Child development research such as Erickson’s stages of psychosocial development and The Life Model’s levels of maturity reveal that critical beliefs and emotions about self, others, and the world begin as early as infancy. Feeling consistently safe, joyful, important, or lovable throughout life can depend on the whether the basis to do so is established by the age of three.
According to Shepherd’s House The Life Model: “babies that do not see joy on their mothers’ faces become full of fear. If they attach to a parent who is afraid, angry, or distressed–they learn to watch for threats.”This process extends beyond mothers: “Infants need someone who is paying attention to them and will help them feel joy, or they will fail to thrive. In fact, they do not explore or even seek trails that lead back to joy.”
The result, from the first three months of life, is that “they develop fear bonds and fear-based identities” rather than love bonds and joy-based identities. Learning fear so early in life can lead to pattern of avoiding others or drawing attention.
The next stages of development, which occur as early as two or three years old through pre-school years, are achieving autonomy to address personal needs and being encouraged to take initiative. Without sufficient support and approval during these stages, shame and guilt become familiar emotions. During elementary school, confidence in one’s ability to become competent in new tasks and skills should be developed.
Without maturity (reaching full developmental potential) during these stages, the false belief of being flawed, inferior, or even “bad” can set in—which become elements of identity. Adopting an identity of limited capabilities to learn or perform dampens the desire or ability to seek or accept challenging opportunities for growth.
Childhood histories of abuse, neglect, poverty, dysfunctional homes, and other traumatic experiences can manifest into an underestimation of their own value and capabilities. “System-involved” youth, those who have been in the foster care or juvenile justice systems, are often deprived of the factors essential to reach full maturity in these critical stages of child development. So their belief systems—such as who they are, how they should be treated, what they can achieve, and what they can expect in life—can become distorted.
These conditions and resulting beliefs make youth especially vulnerable to child sex trafficking. A review of 432 youth in Alameda County at risk of or victimized by commercial sexual exploitation by the District Attorney’s office revealed that 63% of them were currently or previously on juvenile probation and 40% were currently or previously in the custody of social services.
During trafficking victimization, distorted conclusions and expectations about themselves, relationships, and life are exacerbated. Their exploitation prevents discovering the truth about themselves and jeopardizes the likelihood of doing so later. What is at stake is ever learning how valuable and lovable they are, how worthwhile their initiatives are, and how skilled they can become.
In trafficking survivor after-care, assessing personal belief systems and what they reveal about the extent of their childhood development can help inform recovery.
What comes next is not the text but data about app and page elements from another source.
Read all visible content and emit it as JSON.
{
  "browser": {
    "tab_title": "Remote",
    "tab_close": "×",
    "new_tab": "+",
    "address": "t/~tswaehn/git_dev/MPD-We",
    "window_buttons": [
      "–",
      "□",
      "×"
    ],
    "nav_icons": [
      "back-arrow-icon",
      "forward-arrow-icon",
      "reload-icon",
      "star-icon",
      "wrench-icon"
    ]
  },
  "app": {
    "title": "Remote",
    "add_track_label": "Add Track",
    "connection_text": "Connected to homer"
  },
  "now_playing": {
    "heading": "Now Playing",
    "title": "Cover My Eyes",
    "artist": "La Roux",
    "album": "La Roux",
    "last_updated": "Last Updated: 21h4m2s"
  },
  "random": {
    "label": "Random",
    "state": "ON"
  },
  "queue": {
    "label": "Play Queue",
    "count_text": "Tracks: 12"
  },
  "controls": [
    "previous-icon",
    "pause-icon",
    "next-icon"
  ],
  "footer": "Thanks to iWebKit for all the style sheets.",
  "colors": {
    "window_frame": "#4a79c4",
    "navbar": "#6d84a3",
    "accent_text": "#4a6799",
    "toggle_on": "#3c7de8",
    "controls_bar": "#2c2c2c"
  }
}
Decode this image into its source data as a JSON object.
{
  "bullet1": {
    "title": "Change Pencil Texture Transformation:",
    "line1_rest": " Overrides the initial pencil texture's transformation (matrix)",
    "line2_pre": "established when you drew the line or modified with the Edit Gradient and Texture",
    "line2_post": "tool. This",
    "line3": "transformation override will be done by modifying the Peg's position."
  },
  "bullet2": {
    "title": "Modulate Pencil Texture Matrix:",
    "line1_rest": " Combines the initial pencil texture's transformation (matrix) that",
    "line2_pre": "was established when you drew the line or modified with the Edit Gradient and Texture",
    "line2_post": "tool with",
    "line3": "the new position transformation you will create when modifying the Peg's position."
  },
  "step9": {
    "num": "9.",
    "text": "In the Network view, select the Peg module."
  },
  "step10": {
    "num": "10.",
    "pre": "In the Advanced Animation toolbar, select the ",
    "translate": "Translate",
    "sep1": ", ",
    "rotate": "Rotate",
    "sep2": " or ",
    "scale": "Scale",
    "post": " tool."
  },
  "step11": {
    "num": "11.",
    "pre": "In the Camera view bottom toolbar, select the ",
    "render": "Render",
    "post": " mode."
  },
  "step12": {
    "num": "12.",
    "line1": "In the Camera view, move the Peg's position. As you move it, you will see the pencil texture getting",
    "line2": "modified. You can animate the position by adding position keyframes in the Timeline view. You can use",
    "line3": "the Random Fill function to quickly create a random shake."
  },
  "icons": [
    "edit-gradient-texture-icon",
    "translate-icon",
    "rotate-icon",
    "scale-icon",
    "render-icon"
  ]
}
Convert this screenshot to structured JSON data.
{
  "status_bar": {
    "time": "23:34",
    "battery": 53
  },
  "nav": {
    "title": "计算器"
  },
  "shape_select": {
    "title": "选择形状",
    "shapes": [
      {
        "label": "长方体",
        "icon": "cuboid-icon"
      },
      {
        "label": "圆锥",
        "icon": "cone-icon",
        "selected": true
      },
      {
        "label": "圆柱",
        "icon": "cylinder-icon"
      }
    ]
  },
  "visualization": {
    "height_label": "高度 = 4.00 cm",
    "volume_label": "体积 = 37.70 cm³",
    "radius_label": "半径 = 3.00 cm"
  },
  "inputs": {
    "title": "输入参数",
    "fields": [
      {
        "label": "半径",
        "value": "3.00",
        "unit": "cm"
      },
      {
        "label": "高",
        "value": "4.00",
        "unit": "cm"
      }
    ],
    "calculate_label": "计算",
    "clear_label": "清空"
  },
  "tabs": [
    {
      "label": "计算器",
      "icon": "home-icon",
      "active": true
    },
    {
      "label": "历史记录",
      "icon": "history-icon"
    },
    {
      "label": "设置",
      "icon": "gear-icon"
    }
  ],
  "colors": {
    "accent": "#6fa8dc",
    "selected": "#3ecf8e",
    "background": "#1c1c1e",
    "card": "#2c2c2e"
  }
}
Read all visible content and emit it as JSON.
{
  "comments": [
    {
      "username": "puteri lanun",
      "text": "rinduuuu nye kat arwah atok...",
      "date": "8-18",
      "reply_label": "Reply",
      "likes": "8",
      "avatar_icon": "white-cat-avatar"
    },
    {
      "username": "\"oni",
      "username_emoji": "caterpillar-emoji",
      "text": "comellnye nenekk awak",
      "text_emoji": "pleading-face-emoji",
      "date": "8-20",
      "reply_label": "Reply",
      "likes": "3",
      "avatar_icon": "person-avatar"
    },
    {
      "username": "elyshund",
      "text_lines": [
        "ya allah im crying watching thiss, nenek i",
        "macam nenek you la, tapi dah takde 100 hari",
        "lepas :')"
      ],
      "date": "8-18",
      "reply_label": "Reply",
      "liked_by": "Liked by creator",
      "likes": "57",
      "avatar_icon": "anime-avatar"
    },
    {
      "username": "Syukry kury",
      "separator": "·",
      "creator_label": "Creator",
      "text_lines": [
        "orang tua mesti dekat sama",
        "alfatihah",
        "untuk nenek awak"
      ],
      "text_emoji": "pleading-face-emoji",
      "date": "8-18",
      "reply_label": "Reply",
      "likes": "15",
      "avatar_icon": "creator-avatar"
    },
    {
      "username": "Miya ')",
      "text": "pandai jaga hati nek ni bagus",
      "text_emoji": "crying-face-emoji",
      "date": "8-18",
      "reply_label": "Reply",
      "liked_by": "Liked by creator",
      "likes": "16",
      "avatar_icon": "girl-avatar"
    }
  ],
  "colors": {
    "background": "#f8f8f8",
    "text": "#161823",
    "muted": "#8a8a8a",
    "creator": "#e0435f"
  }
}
Correcting distorted beliefs about self, relationships, and life can defuse psychological-sabotage that was set in motion when childhood development was derailed.
The resulting foundation for recovery will be more stable and durable for future success. When resistance to take initiative and reluctance to pursue new endeavors are removed, opportunities for education and vocation are more likely to be undertaken, completed, and maximized rather than avoided, abandoned, or abbreviated.
Grasping the truth of who they are opens wide the gate to how far they can go.